The sequester struggle has exposed a longstanding and worsening problem for progressive activists: the lack of community organizing resources for budget fights outside Medicare and Social Security. While preserving domestic programs has long been a challenge ----Ronald Reagan’s 1981 budget slashed spending on anti-poverty, arts and community development programs, and others were hit by the Gingrich Congress in 1995--- there were more community organizers and vigorous campaigns against both actions, including national "Solidarity" marches challenging Reagan, were waged. In contrast, the death by a thousand cuts of the imminent 9%-15% sequester reductions has not mobilized large crowds of people to take to the streets. The reason? A lack of community organizers. Funding cuts by foundations, local governments and private donors have left the many vulnerable victims of the sequester without a way to fight back--- making harsh cuts more likely.

The sequester battle confirms that the GOP is really all about eliminating the federal government, not reducing budget deficits (e.g. see the Bush presidency). But it also points out the lack of community organizing resources devoted to budget fights, a longtime progressive weakness that has gotten much worse.

Issues, Not Budgets, Drive Organizing

Most activists are now organizing and mobilizing around gun control, immigration reform, the Keystone XL Pipeline, marriage equality, foreclosures, and voting rights---none primarily involve fights over spending or the budget. And when you think about the issues that drove voters in the 2012 elections, one is hard-pressed to recall a single domestic spending program whose budget became a rallying cry. Obama and Democrats frequently highlighted the need to invest in America but spending for specific federal programs were off the radar.

Such budget allocations also took a backseat when Democrats controlled the White House and Congress in 2009-10. Legal services, the arts, public housing, Community Development Block Grants---these and other programs got nowhere near the money needed to restore their budgets to 1981 and/or 1995 levels.

Nor was there any serious organizing campaign to shift record and grossly excessive United States military spending to human needs. The lack of grassroots activism targeting budgets for defense and homeland security ensured that vital domestic programs remained grossly underfunded even under a 2009-10 budget process controlled by Democrats.

The Answer: Invest in Organizing

The problem is a lack of organizing. The sequester struggle comes as foundations, cities and private donors have reduced investments in community organizing to historically low levels.

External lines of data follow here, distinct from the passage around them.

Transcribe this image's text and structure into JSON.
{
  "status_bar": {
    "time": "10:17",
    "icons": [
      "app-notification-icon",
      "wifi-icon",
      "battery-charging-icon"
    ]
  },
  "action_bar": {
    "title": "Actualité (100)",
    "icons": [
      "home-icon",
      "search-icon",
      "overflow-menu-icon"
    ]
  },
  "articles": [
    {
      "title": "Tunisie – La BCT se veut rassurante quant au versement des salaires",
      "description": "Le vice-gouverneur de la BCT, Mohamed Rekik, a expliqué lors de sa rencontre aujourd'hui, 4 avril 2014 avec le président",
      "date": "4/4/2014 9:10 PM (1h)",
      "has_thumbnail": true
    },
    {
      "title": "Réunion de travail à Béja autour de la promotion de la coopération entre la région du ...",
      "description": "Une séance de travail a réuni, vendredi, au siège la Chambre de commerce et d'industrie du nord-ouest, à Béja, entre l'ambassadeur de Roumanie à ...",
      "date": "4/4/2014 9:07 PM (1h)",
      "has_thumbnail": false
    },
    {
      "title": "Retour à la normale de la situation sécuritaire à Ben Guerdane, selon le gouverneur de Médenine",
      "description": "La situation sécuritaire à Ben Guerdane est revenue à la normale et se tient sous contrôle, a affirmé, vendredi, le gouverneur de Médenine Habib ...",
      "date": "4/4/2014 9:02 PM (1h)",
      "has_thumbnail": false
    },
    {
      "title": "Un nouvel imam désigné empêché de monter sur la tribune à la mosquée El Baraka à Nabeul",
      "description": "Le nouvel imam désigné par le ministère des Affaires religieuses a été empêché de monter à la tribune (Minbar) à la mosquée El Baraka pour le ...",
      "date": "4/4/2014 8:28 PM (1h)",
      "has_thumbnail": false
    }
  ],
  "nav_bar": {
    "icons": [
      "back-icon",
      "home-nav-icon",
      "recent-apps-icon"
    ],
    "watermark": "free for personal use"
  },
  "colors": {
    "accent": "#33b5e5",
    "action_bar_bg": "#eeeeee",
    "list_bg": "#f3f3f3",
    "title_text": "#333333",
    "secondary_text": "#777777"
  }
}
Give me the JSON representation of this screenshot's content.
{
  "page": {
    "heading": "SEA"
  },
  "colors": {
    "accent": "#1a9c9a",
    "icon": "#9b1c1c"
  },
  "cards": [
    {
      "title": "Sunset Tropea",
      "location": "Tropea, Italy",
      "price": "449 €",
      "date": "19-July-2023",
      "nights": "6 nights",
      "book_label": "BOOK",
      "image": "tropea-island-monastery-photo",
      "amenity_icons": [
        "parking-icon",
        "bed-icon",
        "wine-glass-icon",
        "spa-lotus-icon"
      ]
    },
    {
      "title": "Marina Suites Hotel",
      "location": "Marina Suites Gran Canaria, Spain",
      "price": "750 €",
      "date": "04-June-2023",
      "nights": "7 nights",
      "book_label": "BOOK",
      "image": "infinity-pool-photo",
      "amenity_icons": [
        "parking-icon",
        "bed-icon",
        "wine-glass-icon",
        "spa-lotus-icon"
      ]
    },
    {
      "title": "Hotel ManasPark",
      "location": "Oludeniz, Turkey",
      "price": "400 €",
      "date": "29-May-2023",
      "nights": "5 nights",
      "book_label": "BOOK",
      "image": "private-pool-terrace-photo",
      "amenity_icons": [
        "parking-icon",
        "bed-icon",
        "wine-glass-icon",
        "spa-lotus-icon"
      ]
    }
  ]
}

Based on my knowledge of the organizing terrain, I would say that not since the start of the 1960’s has there been so few grassroots organizers and so little resources devoted to this critical component of fostering progressive change.

I argued in February 2010 that we were seeing an historic decline in community organizing, and the situation has not improved. It’s likely gotten worse, as major funders like the Catholic Campaign for Human Development and the Vanguard Foundation have either retrenched in funding progressive organizing groups are gone out of business altogether (my organization, the Tenderloin Housing Clinic, got its original start-up grant from Vanguard in 1979 and is among many who received its seed money).

In the 1970’s through the mid-80’s, the United States funded a VISTA program that prioritized community organizing in low-income communities. It was so successful that the Reagan Administration tried to kill it, and though it failed, it became transformed into the more politically safe service program, AmeriCorps.

Major foundations no longer see funding community organizing as a priority. And with ACORN gone and not replaced in most cities by entities with an equal capacity, the lack of organizing capacity to mobilize people against the sequester becomes clear.

When we see the many billionaires investing money in their version of school “reform,” it reminds us of a critical difference between the philanthropy of the 1960’s-1980’s and today. In the past, many wealthy donors sought to empower low-income communities to make their own decisions about their future. Today, such donors have their own agendas for low-income communities which they provide funds to implement.

It takes community organizers to go into House Republican districts and stir up a firestorm of public anger over the pending sequester or other budget cuts. Television ads, speeches from governors or the President, or other top-down approaches won’t get it done.

It would take so little for some philanthropists and foundations to step up to the challenge of replenishing community organizing. Building local pressure on Republican House members is easier than the pundits think, yet the resources for making it happen are not being made available.

It’s too late for organizing to impact March 1’s deadline, but investing now will change the political dynamic for upcoming budget and spending fights.

Randy Shaw is the author of The Activist’s Handbook and Beyond the Fields: Cesar Chavez, the UFW and the Struggle for Justice in the 21st Century